= Material supplied =

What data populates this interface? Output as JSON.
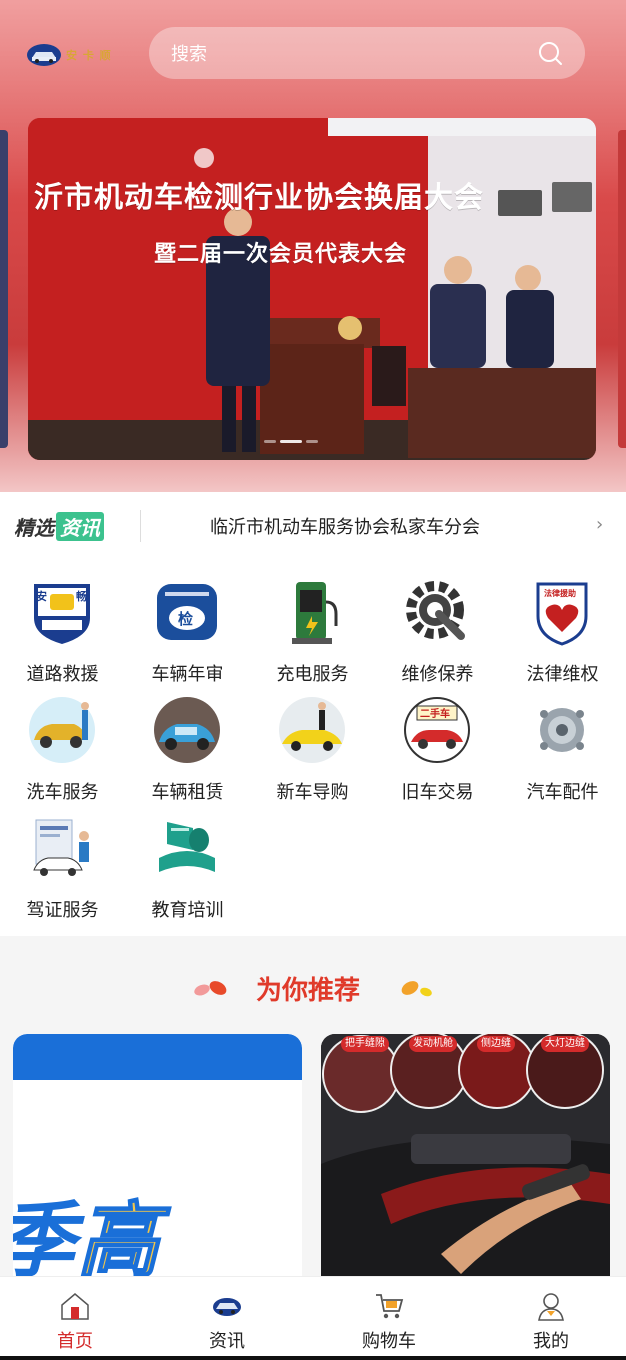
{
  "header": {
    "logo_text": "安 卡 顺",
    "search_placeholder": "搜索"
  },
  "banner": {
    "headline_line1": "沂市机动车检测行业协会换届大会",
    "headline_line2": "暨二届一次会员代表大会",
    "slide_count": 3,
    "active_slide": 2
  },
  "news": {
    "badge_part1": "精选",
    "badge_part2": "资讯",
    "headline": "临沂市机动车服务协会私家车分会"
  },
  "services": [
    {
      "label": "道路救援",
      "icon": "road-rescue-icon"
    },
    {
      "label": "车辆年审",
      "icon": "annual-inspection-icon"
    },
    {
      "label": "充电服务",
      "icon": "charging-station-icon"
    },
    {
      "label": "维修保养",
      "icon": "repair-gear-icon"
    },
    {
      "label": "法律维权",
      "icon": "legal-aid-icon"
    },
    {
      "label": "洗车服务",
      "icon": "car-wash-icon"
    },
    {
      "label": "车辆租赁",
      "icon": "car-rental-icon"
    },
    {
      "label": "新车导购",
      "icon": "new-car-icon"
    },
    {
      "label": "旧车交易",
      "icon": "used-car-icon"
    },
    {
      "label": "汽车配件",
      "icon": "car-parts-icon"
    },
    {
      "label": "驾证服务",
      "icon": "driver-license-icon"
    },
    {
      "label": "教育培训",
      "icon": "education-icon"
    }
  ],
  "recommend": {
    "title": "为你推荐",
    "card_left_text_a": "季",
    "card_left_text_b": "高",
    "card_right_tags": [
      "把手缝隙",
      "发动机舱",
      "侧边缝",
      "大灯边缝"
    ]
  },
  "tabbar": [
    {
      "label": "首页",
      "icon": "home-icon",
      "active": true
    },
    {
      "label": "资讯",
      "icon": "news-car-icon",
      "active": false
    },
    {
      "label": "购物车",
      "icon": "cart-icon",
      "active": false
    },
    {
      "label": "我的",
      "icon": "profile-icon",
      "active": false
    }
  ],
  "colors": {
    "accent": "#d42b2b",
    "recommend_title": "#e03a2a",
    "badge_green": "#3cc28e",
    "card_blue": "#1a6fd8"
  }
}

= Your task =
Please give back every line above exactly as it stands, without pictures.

= Task output =
What data populates this interface? Output as JSON.
{
  "header": {
    "logo_text": "安 卡 顺",
    "search_placeholder": "搜索"
  },
  "banner": {
    "headline_line1": "沂市机动车检测行业协会换届大会",
    "headline_line2": "暨二届一次会员代表大会",
    "slide_count": 3,
    "active_slide": 2
  },
  "news": {
    "badge_part1": "精选",
    "badge_part2": "资讯",
    "headline": "临沂市机动车服务协会私家车分会"
  },
  "services": [
    {
      "label": "道路救援",
      "icon": "road-rescue-icon"
    },
    {
      "label": "车辆年审",
      "icon": "annual-inspection-icon"
    },
    {
      "label": "充电服务",
      "icon": "charging-station-icon"
    },
    {
      "label": "维修保养",
      "icon": "repair-gear-icon"
    },
    {
      "label": "法律维权",
      "icon": "legal-aid-icon"
    },
    {
      "label": "洗车服务",
      "icon": "car-wash-icon"
    },
    {
      "label": "车辆租赁",
      "icon": "car-rental-icon"
    },
    {
      "label": "新车导购",
      "icon": "new-car-icon"
    },
    {
      "label": "旧车交易",
      "icon": "used-car-icon"
    },
    {
      "label": "汽车配件",
      "icon": "car-parts-icon"
    },
    {
      "label": "驾证服务",
      "icon": "driver-license-icon"
    },
    {
      "label": "教育培训",
      "icon": "education-icon"
    }
  ],
  "recommend": {
    "title": "为你推荐",
    "card_left_text_a": "季",
    "card_left_text_b": "高",
    "card_right_tags": [
      "把手缝隙",
      "发动机舱",
      "侧边缝",
      "大灯边缝"
    ]
  },
  "tabbar": [
    {
      "label": "首页",
      "icon": "home-icon",
      "active": true
    },
    {
      "label": "资讯",
      "icon": "news-car-icon",
      "active": false
    },
    {
      "label": "购物车",
      "icon": "cart-icon",
      "active": false
    },
    {
      "label": "我的",
      "icon": "profile-icon",
      "active": false
    }
  ],
  "colors": {
    "accent": "#d42b2b",
    "recommend_title": "#e03a2a",
    "badge_green": "#3cc28e",
    "card_blue": "#1a6fd8"
  }
}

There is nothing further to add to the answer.